Their plant stood a couple miles outside of town. It’s still there under its tall smokestack, fenced off and guarded, looking like it could swing into some kind of action shortly.

Various technical and transportation difficulties shut it down in 1977, “much to the relief of the locals who had witnessed the decimation of the surrounding forests and rivers” says Shelagh McNally in Pocket Adventures Guatemala.

Our host at the hotel had been employed at the mine in its prime. He was happy to take us out there and tried to explain how the plant had been operated; neither of our language skills were sophisticated enough for some of the discussion. Apparently, they needed to generate a lot of electricity and eventually the price of diesel fuel for the power plant contributed to their demise.

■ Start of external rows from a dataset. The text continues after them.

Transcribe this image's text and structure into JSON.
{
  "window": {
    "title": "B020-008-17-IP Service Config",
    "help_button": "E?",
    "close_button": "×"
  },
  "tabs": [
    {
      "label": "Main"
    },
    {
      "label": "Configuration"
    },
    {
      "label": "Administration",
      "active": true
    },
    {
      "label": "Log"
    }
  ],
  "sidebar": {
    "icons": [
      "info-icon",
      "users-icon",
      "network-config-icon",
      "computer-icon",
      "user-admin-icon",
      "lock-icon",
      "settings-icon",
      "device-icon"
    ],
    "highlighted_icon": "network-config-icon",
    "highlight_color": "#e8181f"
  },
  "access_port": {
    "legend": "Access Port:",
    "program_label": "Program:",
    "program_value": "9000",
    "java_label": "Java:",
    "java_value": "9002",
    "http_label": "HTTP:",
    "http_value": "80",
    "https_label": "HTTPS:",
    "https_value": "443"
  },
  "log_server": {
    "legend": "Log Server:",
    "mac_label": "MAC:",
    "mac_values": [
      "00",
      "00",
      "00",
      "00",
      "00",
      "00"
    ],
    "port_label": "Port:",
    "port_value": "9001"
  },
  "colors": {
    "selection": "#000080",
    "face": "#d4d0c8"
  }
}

What looks even clearer in El Estor than in our ‘home town’ of Fronteras is that many many people, maybe 80-90 percent? are the indigenous Mayan, K’iche’. Reading further into Shelagh McNally’s book, I learned that land rights have been and continue to be of ongoing concern in this area. There was an infamous massacre here in 1978, 100 people gunned down by the Guatemalan army. Amnesty International came through in 1999 after a prominent human rights activist went, and stayed, missing. And in recent years, the Guatemalan military has violently evicted Mayan communities living on land the government preferred to transfer to international corporations.

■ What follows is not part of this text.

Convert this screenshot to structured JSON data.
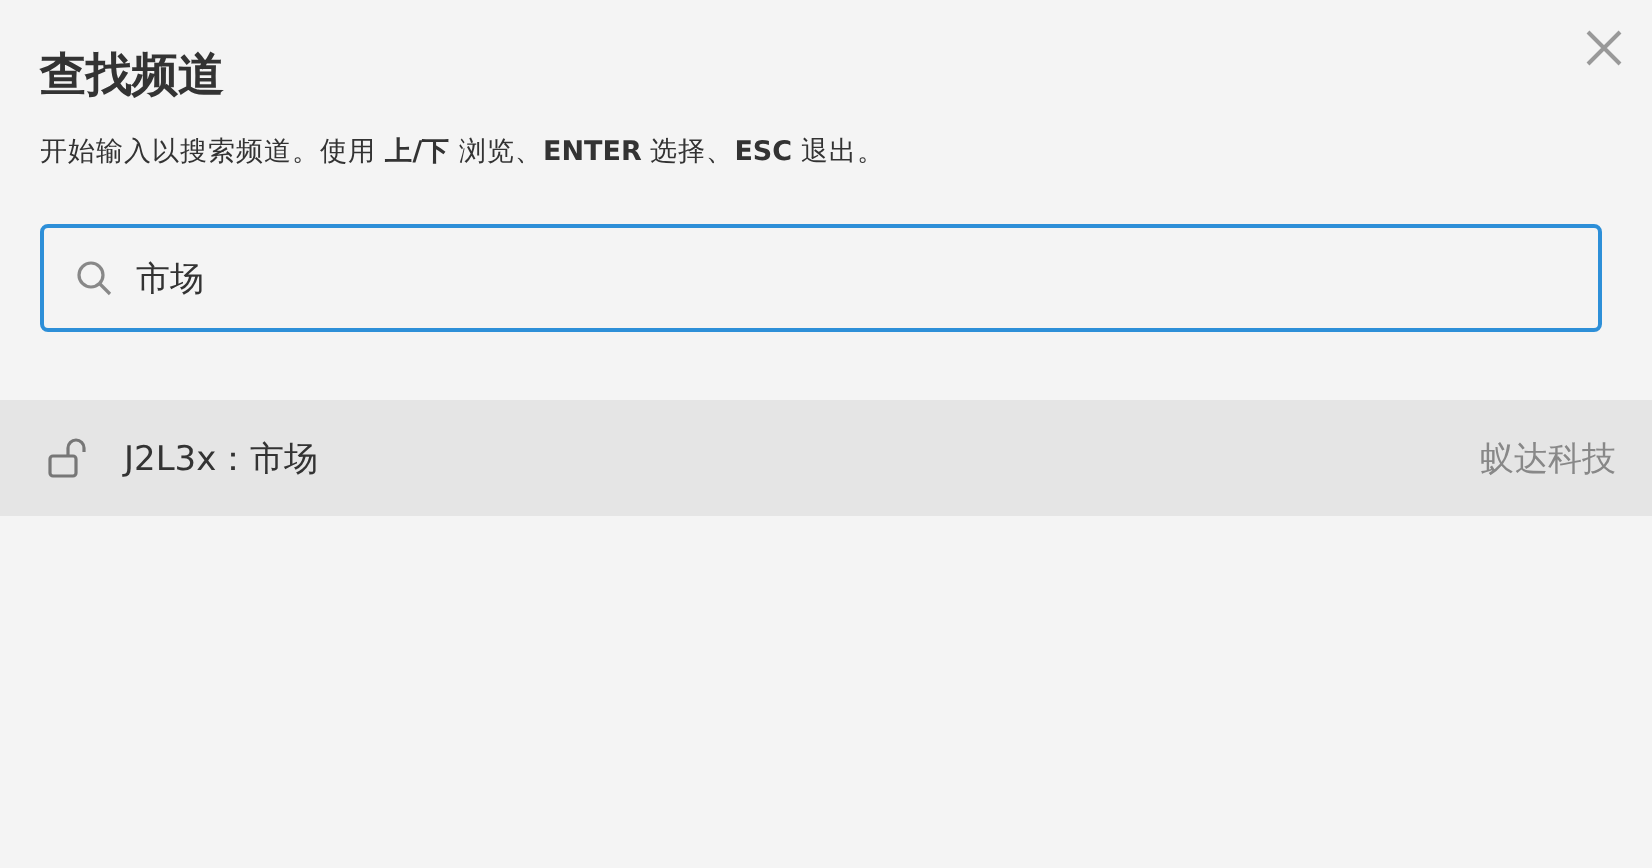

Although there was successful community resistance to keep international oil drilling out of the lake, efforts to promote conservation and preservation in the area, which is quite near the extensive valley of the Rio Polochic BioReserve, are also fairly low-key.

Since the nickel mine isn’t running, and there aren’t really any signs of a fishing industry, or a cattle industry, or much commercial agriculture, except on a very small scale, it’s hard to say what makes the money go round.

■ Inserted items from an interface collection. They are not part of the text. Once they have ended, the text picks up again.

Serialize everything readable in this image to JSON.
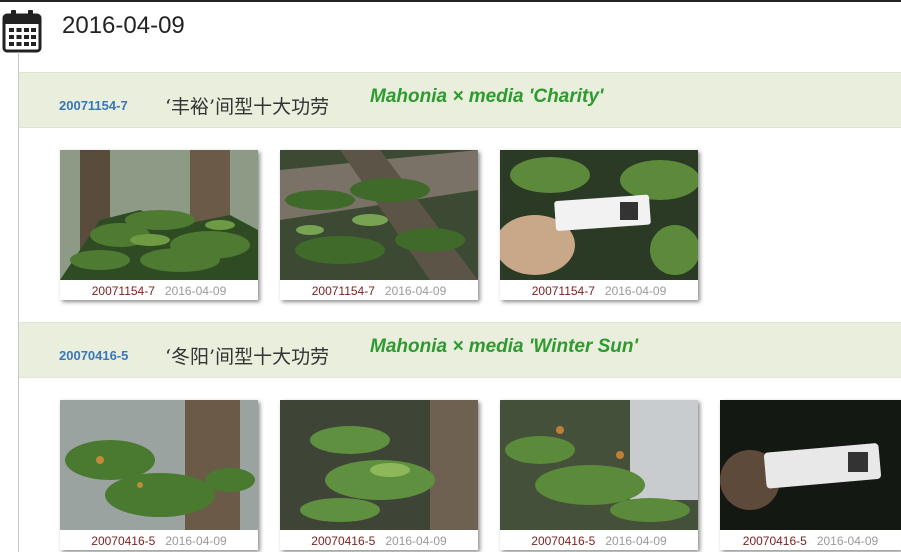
{
  "page": {
    "date": "2016-04-09"
  },
  "icons": {
    "calendar": "calendar-icon"
  },
  "groups": [
    {
      "accession": "20071154-7",
      "chinese_name": "‘丰裕’间型十大功劳",
      "scientific_name": "Mahonia × media 'Charity'",
      "photos": [
        {
          "id": "20071154-7",
          "date": "2016-04-09",
          "kind": "shrub"
        },
        {
          "id": "20071154-7",
          "date": "2016-04-09",
          "kind": "foliage"
        },
        {
          "id": "20071154-7",
          "date": "2016-04-09",
          "kind": "label"
        }
      ]
    },
    {
      "accession": "20070416-5",
      "chinese_name": "‘冬阳’间型十大功劳",
      "scientific_name": "Mahonia × media 'Winter Sun'",
      "photos": [
        {
          "id": "20070416-5",
          "date": "2016-04-09",
          "kind": "shrub"
        },
        {
          "id": "20070416-5",
          "date": "2016-04-09",
          "kind": "foliage"
        },
        {
          "id": "20070416-5",
          "date": "2016-04-09",
          "kind": "foliage"
        },
        {
          "id": "20070416-5",
          "date": "2016-04-09",
          "kind": "dark-label"
        }
      ]
    }
  ]
}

At least that’s the gist of what I’ve learned by Googling around, in particular from

The orderly grid of streets, broad, with curbs and sidewalks, give El Estor a dignity unlike the usual bustling but ramshackle feel of other Guatemalan towns. I’m nearly certain that we were the only tourists in town, and after we’d been up two or three blocks, and over four more, everyone knew us as well.

We did our best to entertain them: taking pictures in a surprisingly well-stocked music store,
checking out an aguardiente (firewater, as in grain alcohol!) joint, watching cayugas get loaded (not with firewater!) for trips to even smaller villages somewhere.
We drank street-vendor drinks out of plastic bags, and a chocolate licuado made with Nesquick that was pretty good. We checked out a small eco-resort, visited the nickel mine, ate something delicious smokily cooked over an oil drum, and slept in our tiny lake view cabin.
Next day, as we had a tipico (refried beans, plantains, eggs, bit of cheese, tortillas, fresh juice) breakfast at a cafe overlooking the square, we tried to give part of it to a young boy, in neat clean clothes but clearly hungry, who had been watching us intently. The waitress intervened to stop us, ‘on principle’, the principle of not having their customers hit upon, I guess.

These folks were waiting for the bank to open. The line stretched half a block already and was still there when we left town an hour later. I went off to buy some Rio Polochic rice (sorry to report, it’s undistinguished) and then we boarded the bus, clambering over the bundle of plastic plumbing pipe in the aisle (no chickens), towards Boqueron.